(Records from a collection)
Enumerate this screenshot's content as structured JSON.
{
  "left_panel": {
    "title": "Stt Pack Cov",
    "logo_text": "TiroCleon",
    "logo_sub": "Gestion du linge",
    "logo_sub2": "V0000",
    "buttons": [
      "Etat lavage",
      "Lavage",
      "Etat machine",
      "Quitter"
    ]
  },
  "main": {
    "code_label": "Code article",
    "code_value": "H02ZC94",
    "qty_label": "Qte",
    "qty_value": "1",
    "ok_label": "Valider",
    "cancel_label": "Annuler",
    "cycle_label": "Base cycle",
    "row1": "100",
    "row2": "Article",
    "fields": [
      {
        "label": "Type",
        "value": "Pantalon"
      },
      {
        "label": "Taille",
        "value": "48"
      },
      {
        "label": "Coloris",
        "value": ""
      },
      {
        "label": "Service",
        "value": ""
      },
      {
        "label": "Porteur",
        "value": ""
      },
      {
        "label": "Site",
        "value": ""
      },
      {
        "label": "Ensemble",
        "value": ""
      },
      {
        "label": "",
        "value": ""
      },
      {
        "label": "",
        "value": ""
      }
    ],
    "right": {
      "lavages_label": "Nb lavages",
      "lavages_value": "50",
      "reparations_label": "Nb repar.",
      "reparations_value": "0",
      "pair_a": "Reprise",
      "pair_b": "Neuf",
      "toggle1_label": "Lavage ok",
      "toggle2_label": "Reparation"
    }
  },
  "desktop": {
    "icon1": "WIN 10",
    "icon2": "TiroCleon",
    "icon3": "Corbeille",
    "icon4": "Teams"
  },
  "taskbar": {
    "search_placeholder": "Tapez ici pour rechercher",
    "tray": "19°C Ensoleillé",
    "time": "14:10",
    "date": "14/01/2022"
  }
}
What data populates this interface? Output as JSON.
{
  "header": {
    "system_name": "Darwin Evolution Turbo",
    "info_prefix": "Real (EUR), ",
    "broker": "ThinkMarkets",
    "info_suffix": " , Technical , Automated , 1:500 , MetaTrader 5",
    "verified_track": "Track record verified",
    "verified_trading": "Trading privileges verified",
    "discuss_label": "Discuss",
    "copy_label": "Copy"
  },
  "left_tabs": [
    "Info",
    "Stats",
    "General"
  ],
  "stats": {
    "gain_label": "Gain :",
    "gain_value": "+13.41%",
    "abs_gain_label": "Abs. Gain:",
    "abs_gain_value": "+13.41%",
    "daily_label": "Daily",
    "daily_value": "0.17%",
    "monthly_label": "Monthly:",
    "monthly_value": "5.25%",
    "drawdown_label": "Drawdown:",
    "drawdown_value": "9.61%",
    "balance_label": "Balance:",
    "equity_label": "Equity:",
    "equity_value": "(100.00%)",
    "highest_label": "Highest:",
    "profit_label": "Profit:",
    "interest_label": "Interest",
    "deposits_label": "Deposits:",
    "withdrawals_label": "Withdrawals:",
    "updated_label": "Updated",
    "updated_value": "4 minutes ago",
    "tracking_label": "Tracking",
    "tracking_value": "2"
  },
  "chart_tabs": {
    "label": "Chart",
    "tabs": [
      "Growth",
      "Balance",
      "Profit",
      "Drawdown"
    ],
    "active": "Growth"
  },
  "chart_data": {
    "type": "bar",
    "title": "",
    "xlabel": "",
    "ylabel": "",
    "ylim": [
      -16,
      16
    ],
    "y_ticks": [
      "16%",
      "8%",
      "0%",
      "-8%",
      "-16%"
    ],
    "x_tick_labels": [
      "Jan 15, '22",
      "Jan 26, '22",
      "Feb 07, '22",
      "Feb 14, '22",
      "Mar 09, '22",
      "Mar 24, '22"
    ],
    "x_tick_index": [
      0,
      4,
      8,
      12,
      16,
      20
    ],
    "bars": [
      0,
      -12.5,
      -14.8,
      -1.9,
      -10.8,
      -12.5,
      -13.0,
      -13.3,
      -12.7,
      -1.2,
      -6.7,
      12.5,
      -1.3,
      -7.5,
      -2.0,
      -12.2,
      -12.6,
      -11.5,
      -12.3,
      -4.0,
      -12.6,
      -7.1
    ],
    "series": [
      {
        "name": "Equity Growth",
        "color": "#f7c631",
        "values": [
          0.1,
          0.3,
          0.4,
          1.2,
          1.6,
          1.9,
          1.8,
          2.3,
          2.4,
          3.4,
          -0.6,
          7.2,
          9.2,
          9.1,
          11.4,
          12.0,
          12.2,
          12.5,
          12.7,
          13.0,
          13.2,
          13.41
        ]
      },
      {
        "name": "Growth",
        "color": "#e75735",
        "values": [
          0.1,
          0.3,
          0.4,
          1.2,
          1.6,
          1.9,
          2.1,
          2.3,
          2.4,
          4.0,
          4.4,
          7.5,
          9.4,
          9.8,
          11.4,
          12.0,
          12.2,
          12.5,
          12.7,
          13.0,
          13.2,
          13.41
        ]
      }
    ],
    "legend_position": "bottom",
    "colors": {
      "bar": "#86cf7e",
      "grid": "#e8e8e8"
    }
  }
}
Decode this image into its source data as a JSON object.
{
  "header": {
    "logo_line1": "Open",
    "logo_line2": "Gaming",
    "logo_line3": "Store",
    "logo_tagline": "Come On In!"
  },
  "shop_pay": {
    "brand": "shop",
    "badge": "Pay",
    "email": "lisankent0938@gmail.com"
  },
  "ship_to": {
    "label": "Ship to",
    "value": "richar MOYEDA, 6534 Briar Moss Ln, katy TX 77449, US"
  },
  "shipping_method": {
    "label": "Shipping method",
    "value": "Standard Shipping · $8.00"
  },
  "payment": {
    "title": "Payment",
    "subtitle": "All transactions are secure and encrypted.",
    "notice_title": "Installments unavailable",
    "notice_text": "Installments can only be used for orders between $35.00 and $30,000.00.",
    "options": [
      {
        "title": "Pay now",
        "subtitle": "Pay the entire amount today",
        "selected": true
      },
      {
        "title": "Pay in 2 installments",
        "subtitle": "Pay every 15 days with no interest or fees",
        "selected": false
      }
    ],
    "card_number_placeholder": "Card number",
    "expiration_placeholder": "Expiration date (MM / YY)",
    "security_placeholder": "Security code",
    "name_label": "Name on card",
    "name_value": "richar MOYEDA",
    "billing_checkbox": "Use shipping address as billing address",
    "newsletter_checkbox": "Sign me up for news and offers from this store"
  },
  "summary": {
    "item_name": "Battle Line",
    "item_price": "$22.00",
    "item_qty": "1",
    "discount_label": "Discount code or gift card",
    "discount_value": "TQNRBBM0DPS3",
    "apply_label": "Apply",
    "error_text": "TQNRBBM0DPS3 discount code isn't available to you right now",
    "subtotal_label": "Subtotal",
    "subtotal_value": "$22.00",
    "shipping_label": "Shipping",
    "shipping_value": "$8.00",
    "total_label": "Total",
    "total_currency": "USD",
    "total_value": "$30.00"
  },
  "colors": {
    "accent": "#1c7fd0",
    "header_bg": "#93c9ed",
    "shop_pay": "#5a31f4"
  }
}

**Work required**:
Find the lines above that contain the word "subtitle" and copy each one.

**Answer space**:
    "subtitle": "All transactions are secure and encrypted.",
        "subtitle": "Pay the entire amount today",
        "subtitle": "Pay every 15 days with no interest or fees",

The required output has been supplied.